EXERCISE INSTRUCTIONS: Reading through the lines below, count those that include the string "there"; the answer is that number and nothing else.

=== Section Start ===

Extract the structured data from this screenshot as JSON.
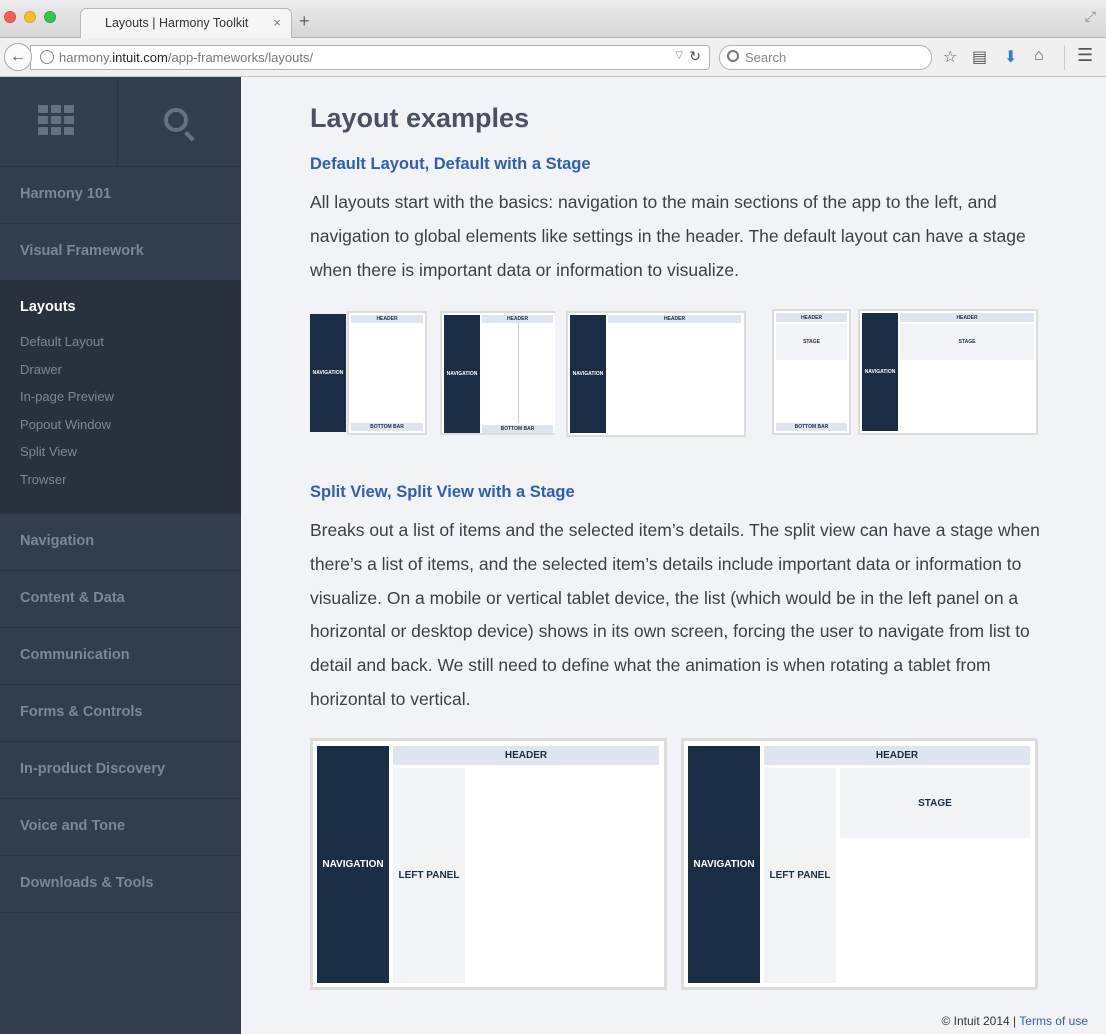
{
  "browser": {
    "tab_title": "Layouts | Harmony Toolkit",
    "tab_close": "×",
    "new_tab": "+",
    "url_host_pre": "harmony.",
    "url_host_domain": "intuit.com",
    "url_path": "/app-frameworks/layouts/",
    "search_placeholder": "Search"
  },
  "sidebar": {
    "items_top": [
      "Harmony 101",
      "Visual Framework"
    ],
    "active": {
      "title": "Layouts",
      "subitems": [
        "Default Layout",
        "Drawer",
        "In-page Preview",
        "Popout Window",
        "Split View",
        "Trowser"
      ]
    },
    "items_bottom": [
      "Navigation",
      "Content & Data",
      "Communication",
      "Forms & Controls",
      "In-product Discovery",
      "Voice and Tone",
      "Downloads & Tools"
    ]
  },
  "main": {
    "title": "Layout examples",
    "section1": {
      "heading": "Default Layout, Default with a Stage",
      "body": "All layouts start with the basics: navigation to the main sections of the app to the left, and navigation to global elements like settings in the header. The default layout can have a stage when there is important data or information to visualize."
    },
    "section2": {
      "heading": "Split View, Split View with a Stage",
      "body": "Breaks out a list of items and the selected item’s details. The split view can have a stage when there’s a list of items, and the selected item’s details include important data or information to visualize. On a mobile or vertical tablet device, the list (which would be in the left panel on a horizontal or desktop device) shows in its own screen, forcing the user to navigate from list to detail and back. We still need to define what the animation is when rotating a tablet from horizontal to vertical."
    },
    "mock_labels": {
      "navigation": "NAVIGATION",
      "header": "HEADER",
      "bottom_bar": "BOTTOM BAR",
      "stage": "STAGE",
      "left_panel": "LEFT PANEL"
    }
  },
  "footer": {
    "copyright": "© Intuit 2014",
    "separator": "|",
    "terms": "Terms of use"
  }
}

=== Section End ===

ANSWER TO THIS EXERCISE: 2